Each line that has the string "range" must be copied from the records below.

===== RECORDS SUPPLIED

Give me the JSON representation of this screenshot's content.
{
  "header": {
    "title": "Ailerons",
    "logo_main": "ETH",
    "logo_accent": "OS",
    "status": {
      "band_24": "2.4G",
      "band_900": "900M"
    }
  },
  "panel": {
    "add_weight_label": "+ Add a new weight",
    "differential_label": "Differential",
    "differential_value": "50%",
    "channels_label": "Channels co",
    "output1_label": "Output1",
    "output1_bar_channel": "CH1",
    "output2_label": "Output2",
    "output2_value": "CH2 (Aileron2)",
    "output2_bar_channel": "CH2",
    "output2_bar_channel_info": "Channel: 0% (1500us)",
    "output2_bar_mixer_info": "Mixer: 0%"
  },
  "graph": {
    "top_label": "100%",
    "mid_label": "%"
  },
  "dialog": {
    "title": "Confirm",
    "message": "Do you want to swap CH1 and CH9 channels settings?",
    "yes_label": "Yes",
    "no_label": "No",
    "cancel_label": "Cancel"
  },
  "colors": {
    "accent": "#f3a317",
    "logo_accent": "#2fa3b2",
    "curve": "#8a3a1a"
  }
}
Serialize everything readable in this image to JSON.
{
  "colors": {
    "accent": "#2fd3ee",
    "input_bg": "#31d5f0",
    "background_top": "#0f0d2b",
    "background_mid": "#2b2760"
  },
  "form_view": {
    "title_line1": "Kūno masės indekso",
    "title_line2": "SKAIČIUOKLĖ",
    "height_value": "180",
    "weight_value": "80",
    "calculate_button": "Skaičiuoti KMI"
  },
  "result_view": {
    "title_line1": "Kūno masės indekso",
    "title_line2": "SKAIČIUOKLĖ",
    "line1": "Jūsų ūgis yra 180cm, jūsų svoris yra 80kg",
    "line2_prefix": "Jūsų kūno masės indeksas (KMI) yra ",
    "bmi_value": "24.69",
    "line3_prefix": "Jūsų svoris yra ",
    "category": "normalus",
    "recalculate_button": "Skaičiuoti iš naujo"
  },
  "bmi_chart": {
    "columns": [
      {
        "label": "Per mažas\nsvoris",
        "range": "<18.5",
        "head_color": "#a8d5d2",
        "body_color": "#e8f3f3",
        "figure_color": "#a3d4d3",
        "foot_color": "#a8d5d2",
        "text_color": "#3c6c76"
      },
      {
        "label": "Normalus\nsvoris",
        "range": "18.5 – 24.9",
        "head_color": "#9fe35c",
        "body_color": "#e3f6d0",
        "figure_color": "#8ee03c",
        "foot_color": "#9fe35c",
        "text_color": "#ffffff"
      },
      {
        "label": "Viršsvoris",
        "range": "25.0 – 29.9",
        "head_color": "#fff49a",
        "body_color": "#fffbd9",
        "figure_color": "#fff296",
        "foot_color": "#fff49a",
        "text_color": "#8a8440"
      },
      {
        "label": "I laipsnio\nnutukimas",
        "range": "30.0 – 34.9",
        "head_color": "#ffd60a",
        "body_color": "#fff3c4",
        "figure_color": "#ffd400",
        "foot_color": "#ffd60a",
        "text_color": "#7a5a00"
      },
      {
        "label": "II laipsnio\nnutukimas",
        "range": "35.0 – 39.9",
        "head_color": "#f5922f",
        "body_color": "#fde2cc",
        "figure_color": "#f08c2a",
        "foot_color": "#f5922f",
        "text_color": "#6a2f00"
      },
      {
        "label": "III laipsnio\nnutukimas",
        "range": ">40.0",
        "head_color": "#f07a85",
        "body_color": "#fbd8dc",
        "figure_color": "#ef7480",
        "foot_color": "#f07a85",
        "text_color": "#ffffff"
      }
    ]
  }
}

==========

## TASK SOLUTION
        "range": "<18.5",
        "range": "18.5 – 24.9",
        "range": "25.0 – 29.9",
        "range": "30.0 – 34.9",
        "range": "35.0 – 39.9",
        "range": ">40.0",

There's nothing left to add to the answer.